“…either he must be out of his Senses, or I must be so!” Later in the same publication he stated of his own clock that “…there must be then more reason…that it shall perform to a second in 100 days…than that Mr Graham’s should perform to a second in 1.”
Keeping time consistently to within one second in 100 days was a degree of accuracy not achieved by mechanical clocks such as Shortt’s free pendulum system. Shortt’s free pendulum was enclosed in a vacuum tank to avoid the irregularities introduced to timekeeping by barometric changes.

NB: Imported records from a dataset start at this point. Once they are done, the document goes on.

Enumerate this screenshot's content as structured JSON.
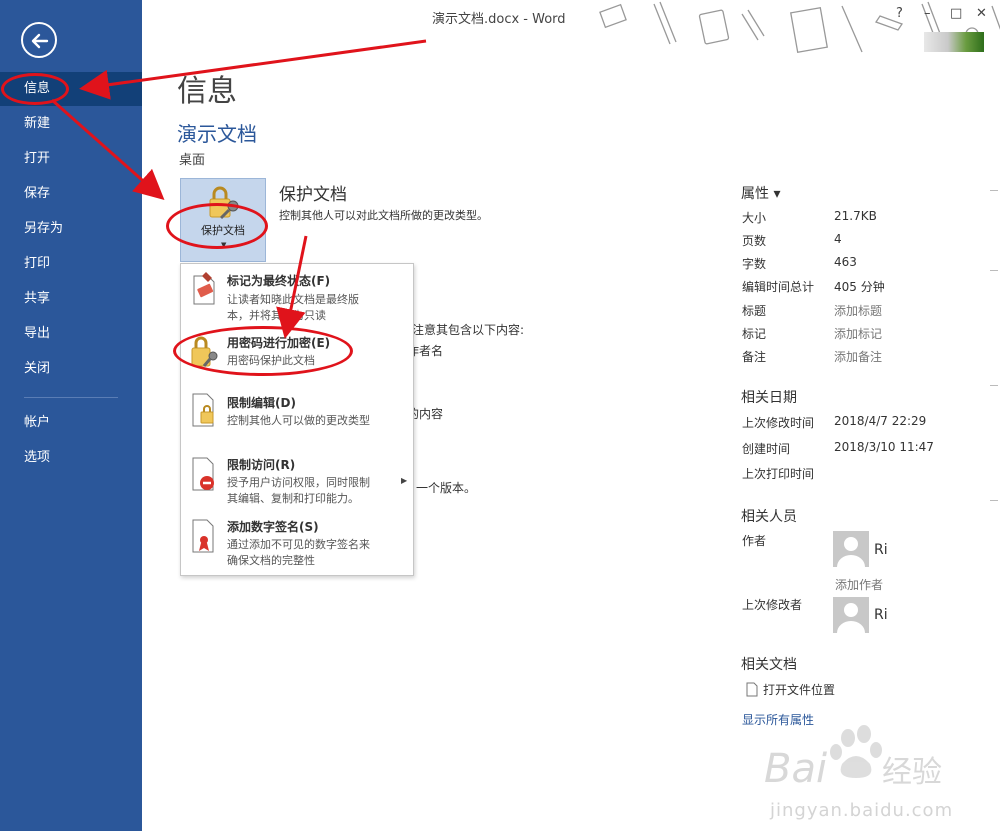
{
  "window": {
    "title": "演示文档.docx - Word",
    "controls": [
      "?",
      "–",
      "□",
      "✕"
    ]
  },
  "nav": {
    "back_icon": "arrow-left-icon",
    "items": [
      "信息",
      "新建",
      "打开",
      "保存",
      "另存为",
      "打印",
      "共享",
      "导出",
      "关闭"
    ],
    "items2": [
      "帐户",
      "选项"
    ],
    "active": "信息"
  },
  "main": {
    "heading": "信息",
    "doc_name": "演示文档",
    "doc_path": "桌面"
  },
  "protect": {
    "tile_label": "保护文档",
    "title": "保护文档",
    "desc": "控制其他人可以对此文档所做的更改类型。"
  },
  "background_text": {
    "inspect_fragment": "请注意其包含以下内容:",
    "author_fragment": "作者名",
    "content_fragment": "的内容",
    "version_fragment": "一个版本。"
  },
  "dropdown": {
    "items": [
      {
        "title": "标记为最终状态(F)",
        "desc": [
          "让读者知晓此文档是最终版",
          "本，并将其设为只读"
        ],
        "icon": "mark-final-icon"
      },
      {
        "title": "用密码进行加密(E)",
        "desc": [
          "用密码保护此文档"
        ],
        "icon": "lock-key-icon"
      },
      {
        "title": "限制编辑(D)",
        "desc": [
          "控制其他人可以做的更改类型"
        ],
        "icon": "restrict-edit-icon"
      },
      {
        "title": "限制访问(R)",
        "desc": [
          "授予用户访问权限，同时限制",
          "其编辑、复制和打印能力。"
        ],
        "icon": "restrict-access-icon"
      },
      {
        "title": "添加数字签名(S)",
        "desc": [
          "通过添加不可见的数字签名来",
          "确保文档的完整性"
        ],
        "icon": "signature-icon"
      }
    ]
  },
  "properties": {
    "heading": "属性 ▾",
    "rows": [
      {
        "label": "大小",
        "value": "21.7KB"
      },
      {
        "label": "页数",
        "value": "4"
      },
      {
        "label": "字数",
        "value": "463"
      },
      {
        "label": "编辑时间总计",
        "value": "405 分钟"
      },
      {
        "label": "标题",
        "value": "添加标题"
      },
      {
        "label": "标记",
        "value": "添加标记"
      },
      {
        "label": "备注",
        "value": "添加备注"
      }
    ]
  },
  "related_dates": {
    "heading": "相关日期",
    "rows": [
      {
        "label": "上次修改时间",
        "value": "2018/4/7 22:29"
      },
      {
        "label": "创建时间",
        "value": "2018/3/10 11:47"
      },
      {
        "label": "上次打印时间",
        "value": ""
      }
    ]
  },
  "related_people": {
    "heading": "相关人员",
    "author_label": "作者",
    "author_name": "Ri",
    "add_author": "添加作者",
    "last_modified_label": "上次修改者",
    "last_modified_name": "Ri"
  },
  "related_docs": {
    "heading": "相关文档",
    "open_location": "打开文件位置",
    "show_all": "显示所有属性"
  },
  "watermark": {
    "text": "jingyan.baidu.com",
    "logo_text": "Bai du 经验"
  },
  "colors": {
    "nav_bg": "#2b579a",
    "nav_active": "#124078",
    "accent": "#2b579a",
    "annotation_red": "#e0131b",
    "tile_bg": "#c5d6ec"
  }
}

John Harrison approached the problem differently and rather than protecting the pendulum he deliberately made it more susceptible to barometric change to enable the complex compensation system.
The book is vitriolic and virtually impenetrable, but does contain scattered descriptions of his mechanical approach. On reading the book, the celebrated watchmaker Thomas Mudge, stated of Harrison that the book’s contents had

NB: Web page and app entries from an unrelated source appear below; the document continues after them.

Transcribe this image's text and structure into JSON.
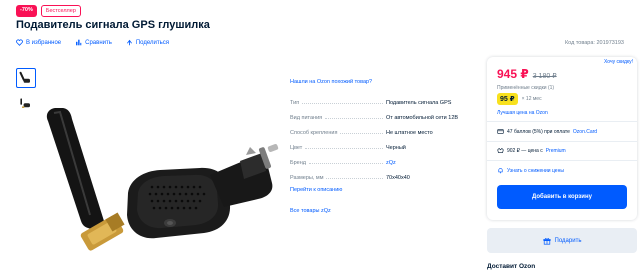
{
  "badges": {
    "sale": "-70%",
    "bestseller": "Бестселлер"
  },
  "product": {
    "title": "Подавитель сигнала GPS глушилка",
    "code": "Код товара: 201973193"
  },
  "actions": {
    "favorite": "В избранное",
    "compare": "Сравнить",
    "share": "Поделиться"
  },
  "found_cheaper": "Нашли на Ozon похожий товар?",
  "specs": [
    {
      "key": "Тип",
      "value": "Подавитель сигнала GPS"
    },
    {
      "key": "Вид питания",
      "value": "От автомобильной сети 12В"
    },
    {
      "key": "Способ крепления",
      "value": "Не штатное место"
    },
    {
      "key": "Цвет",
      "value": "Черный"
    },
    {
      "key": "Бренд",
      "value": "zQz"
    },
    {
      "key": "Размеры, мм",
      "value": "70x40x40"
    }
  ],
  "go_description": "Перейти к описанию",
  "all_goods": "Все товары zQz",
  "price_card": {
    "cheaper_link": "Хочу скидку!",
    "price": "945 ₽",
    "old_price": "3 180 ₽",
    "discounts_label": "Применённые скидки (1)",
    "card_price": "95 ₽",
    "card_note": "× 12 мес",
    "best_price": "Лучшая цена на Ozon",
    "bonus_prefix": "47 баллов (5%) при оплате",
    "bonus_link": "Ozon.Card",
    "premium_prefix": "902 ₽ — цена с",
    "premium_link": "Premium",
    "notify": "Узнать о снижении цены",
    "cart_button": "Добавить в корзину"
  },
  "gift_button": "Подарить",
  "delivery_title": "Доставит Ozon",
  "colors": {
    "accent": "#005bff",
    "sale": "#f91155",
    "card_price_bg": "#f8e11e"
  },
  "icons": [
    "heart-icon",
    "compare-icon",
    "share-icon",
    "gift-icon",
    "bonus-card-icon",
    "premium-icon",
    "bell-icon"
  ]
}
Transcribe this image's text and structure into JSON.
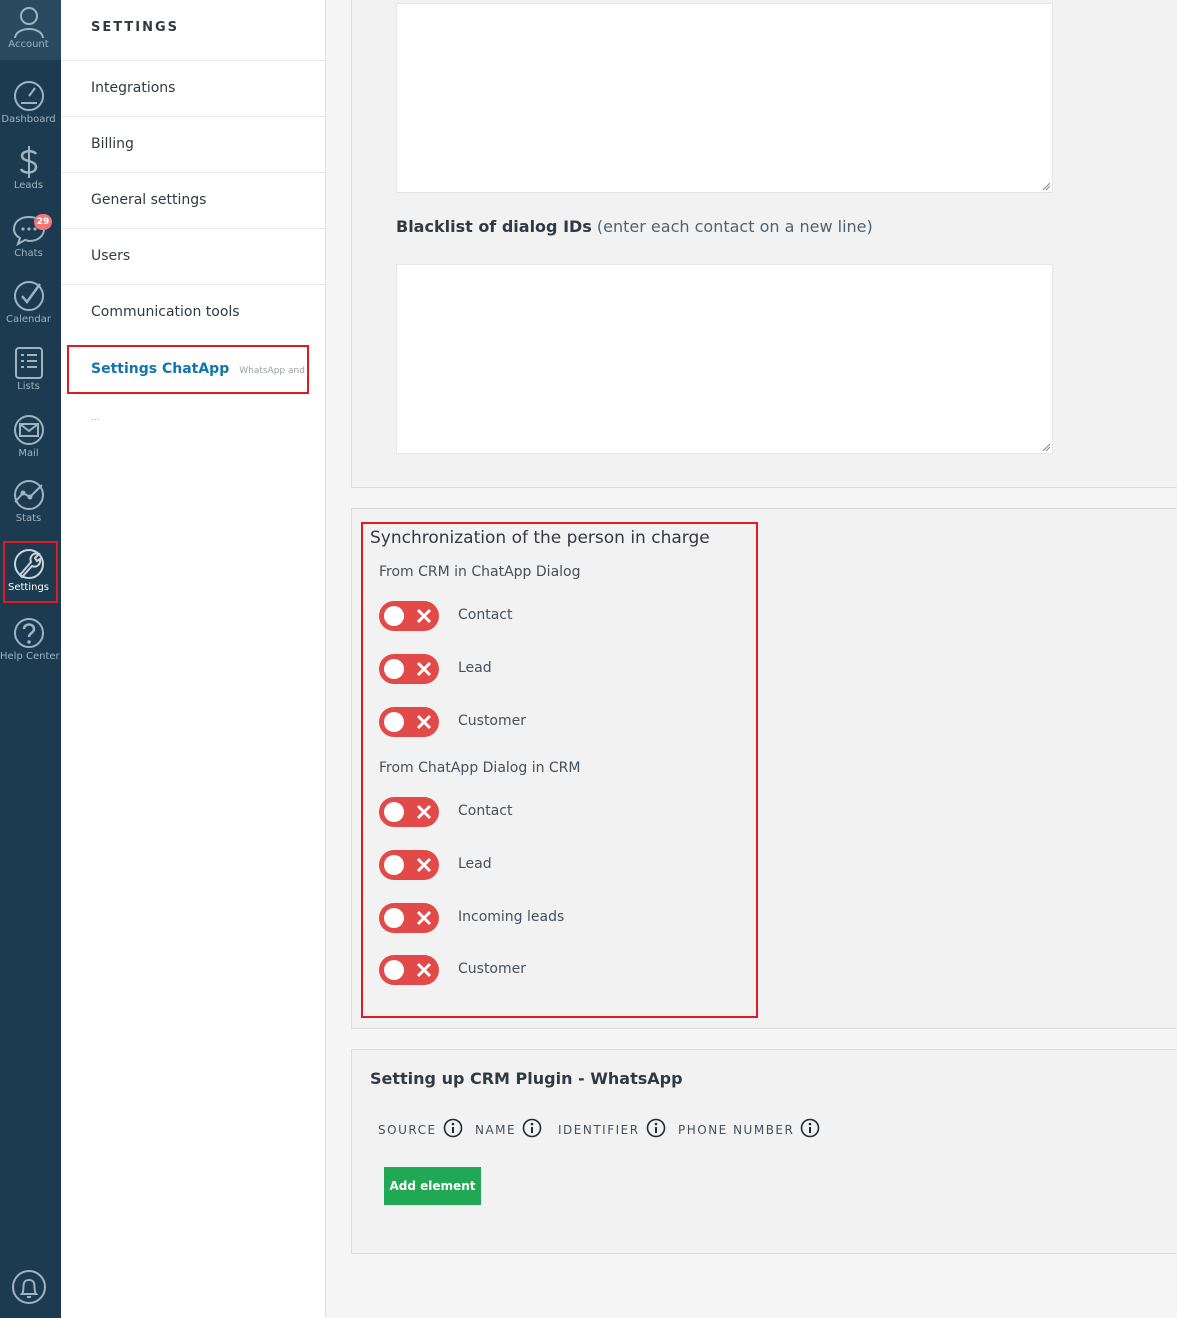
{
  "nav": {
    "account": "Account",
    "items": [
      {
        "label": "Dashboard",
        "icon": "dashboard-icon"
      },
      {
        "label": "Leads",
        "icon": "dollar-icon"
      },
      {
        "label": "Chats",
        "icon": "chat-icon",
        "badge": "29"
      },
      {
        "label": "Calendar",
        "icon": "calendar-check-icon"
      },
      {
        "label": "Lists",
        "icon": "list-icon"
      },
      {
        "label": "Mail",
        "icon": "mail-icon"
      },
      {
        "label": "Stats",
        "icon": "stats-icon"
      },
      {
        "label": "Settings",
        "icon": "wrench-icon",
        "active": true
      },
      {
        "label": "Help Center",
        "icon": "help-icon"
      }
    ],
    "bell_icon": "bell-icon"
  },
  "menu": {
    "title": "SETTINGS",
    "items": [
      {
        "label": "Integrations"
      },
      {
        "label": "Billing"
      },
      {
        "label": "General settings"
      },
      {
        "label": "Users"
      },
      {
        "label": "Communication tools"
      },
      {
        "label": "Settings ChatApp",
        "sub": "WhatsApp and ...",
        "active": true
      }
    ]
  },
  "blacklist": {
    "title": "Blacklist of dialog IDs",
    "hint": "(enter each contact on a new line)",
    "value": ""
  },
  "sync": {
    "title": "Synchronization of the person in charge",
    "from_crm": {
      "heading": "From CRM in ChatApp Dialog",
      "toggles": [
        {
          "label": "Contact",
          "enabled": false
        },
        {
          "label": "Lead",
          "enabled": false
        },
        {
          "label": "Customer",
          "enabled": false
        }
      ]
    },
    "from_chatapp": {
      "heading": "From ChatApp Dialog in CRM",
      "toggles": [
        {
          "label": "Contact",
          "enabled": false
        },
        {
          "label": "Lead",
          "enabled": false
        },
        {
          "label": "Incoming leads",
          "enabled": false
        },
        {
          "label": "Customer",
          "enabled": false
        }
      ]
    }
  },
  "crm_plugin": {
    "title": "Setting up CRM Plugin - WhatsApp",
    "columns": [
      "SOURCE",
      "NAME",
      "IDENTIFIER",
      "PHONE NUMBER"
    ],
    "add_button": "Add element"
  },
  "colors": {
    "nav_bg": "#1c3b50",
    "highlight": "#e11b22",
    "toggle_off": "#e14a48",
    "button_green": "#20a854",
    "active_link": "#1375ab"
  }
}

“…lessened him very much in my esteem…” and that “…there are several things which he says about Mr Graham’s pallets and pendulum that are absolutely false… ”.

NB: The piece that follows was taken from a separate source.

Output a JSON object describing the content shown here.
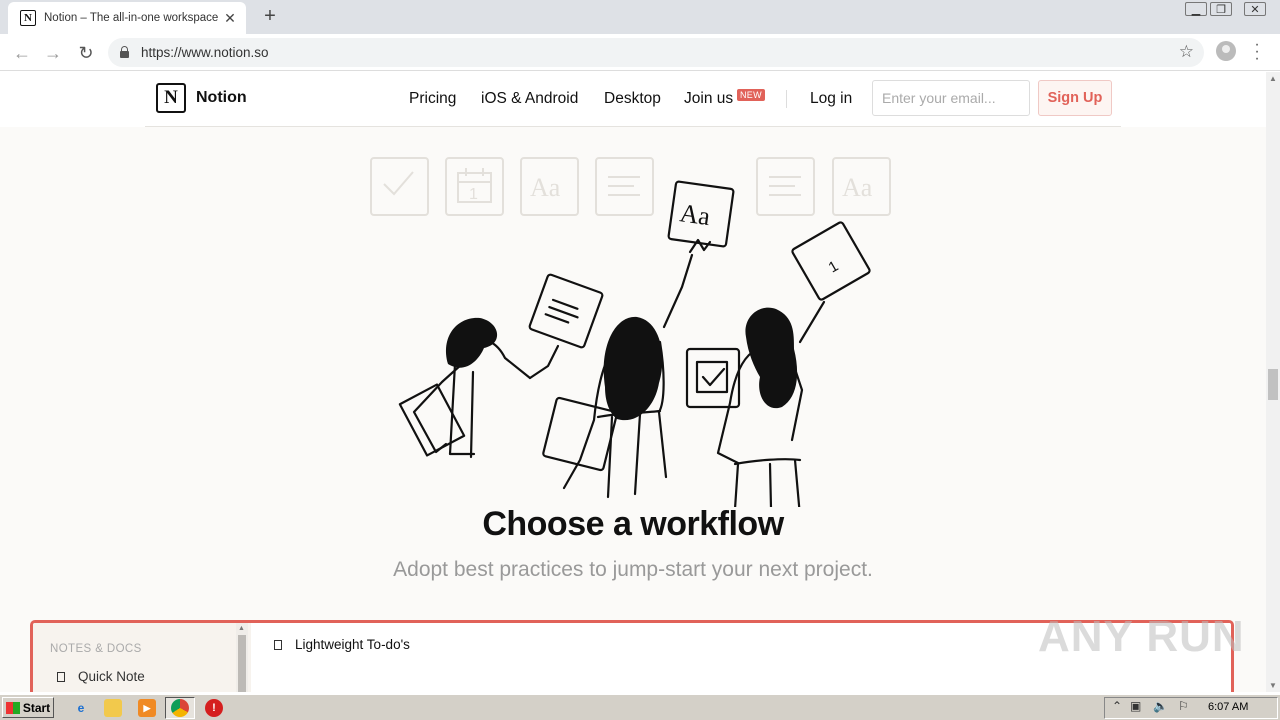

The London Review of English and Foreign Literature described the work as “one of the most unaccountable productions we ever met with” and went on to say that “every page of this performance bears marks of incoherence and absurdity, little short of the symptoms of insanity”. Harrison’s book did him no favours.
The astonishing claim was not taken seriously by any of his contemporaries and his radical mechanical approach remained largely unexplored until the 20th century. Then, in 1977, a number of horological scholars, who became known as The Harrison Research Group, began to look at his theories afresh. Amongst this group was Martin Burgess, an artist and clockmaker, who set about making two clocks according to the Group’s understanding of Harrison’s specification. The first of these clocks, known as the ‘Gurney Clock’, has been on public display in Norwich since 1984 and for a time at Upton Hall; the second, its sister clock (‘Clock B’) was recently finished in the workshops of Charles Frodsham & Co. and has subsequently been experimented on at the Royal Observatory, Greenwich, with exciting results.